The Effects of Wind Erosion
It's important to pay attention to wind erosion because it can cause devastation to an area. For example, it can cause:
- ancient cities to be buried by the wind movement from one area to another
- infertile soil to not be able to provide nutrients to grow food and plants
- degradation of crops resulting in food loss and economic loss to farmers
Minimizing Wind Erosion
While wind erosion will happen, there are a few things you can do to help keep it at bay. These include:
- Increasing the cohesion of the soil - Using organic matter sprayed on top of the soil or increasing irrigation can help the soil to remain moist and stick together.
- Increasing the surface of the soil's roughness - Wind erosion can be reduced by creating ridges of appropriate size (less than 40 centimeters high).

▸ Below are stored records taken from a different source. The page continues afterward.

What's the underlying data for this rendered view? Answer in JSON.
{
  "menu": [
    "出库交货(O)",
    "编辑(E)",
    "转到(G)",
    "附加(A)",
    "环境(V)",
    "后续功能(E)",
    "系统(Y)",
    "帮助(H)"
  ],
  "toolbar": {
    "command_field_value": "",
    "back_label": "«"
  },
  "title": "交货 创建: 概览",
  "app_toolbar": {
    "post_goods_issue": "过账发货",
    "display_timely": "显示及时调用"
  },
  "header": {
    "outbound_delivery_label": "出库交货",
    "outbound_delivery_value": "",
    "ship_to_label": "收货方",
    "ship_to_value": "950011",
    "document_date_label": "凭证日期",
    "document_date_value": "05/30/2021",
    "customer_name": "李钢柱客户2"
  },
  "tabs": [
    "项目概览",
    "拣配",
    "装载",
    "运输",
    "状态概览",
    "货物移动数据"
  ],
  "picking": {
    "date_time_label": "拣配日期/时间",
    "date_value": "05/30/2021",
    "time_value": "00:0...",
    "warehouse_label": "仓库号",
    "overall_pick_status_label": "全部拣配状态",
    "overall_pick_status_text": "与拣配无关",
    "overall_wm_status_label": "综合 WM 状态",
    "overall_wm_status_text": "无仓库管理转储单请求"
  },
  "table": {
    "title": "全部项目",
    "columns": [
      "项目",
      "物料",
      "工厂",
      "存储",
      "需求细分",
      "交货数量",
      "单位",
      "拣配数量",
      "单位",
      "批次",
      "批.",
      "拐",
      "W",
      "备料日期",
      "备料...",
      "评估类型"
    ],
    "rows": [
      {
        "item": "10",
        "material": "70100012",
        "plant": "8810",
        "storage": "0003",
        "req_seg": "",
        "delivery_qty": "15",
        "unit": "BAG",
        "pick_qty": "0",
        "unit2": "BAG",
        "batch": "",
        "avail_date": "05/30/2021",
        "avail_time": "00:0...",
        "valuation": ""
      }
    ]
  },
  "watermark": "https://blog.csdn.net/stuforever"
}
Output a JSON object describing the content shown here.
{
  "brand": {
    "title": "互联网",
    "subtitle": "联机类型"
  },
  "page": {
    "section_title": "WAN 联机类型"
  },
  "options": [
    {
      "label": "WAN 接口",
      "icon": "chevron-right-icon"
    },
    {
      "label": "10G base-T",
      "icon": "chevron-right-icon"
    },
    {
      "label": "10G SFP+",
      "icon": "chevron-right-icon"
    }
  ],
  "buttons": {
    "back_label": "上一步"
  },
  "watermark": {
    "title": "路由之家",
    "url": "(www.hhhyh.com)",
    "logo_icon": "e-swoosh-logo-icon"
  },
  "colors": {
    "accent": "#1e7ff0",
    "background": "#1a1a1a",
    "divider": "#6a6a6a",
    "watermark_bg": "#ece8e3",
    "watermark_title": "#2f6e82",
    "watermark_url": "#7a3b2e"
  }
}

- Increasing vegetation - By planting on the land, the ability of the wind to remove soil is greatly reduced.
- Creating wind-breaks - By arranging the planting of trees around an area, you can reduce the amount of wind reaching the soil and provide shade so trees retain moisture.
Now you have seen lots of different examples of wind erosion, and you can better recognize this phenomenon when it occurs. Since you have a clear grasp of wind erosion, you can check out what ice erosion looks like.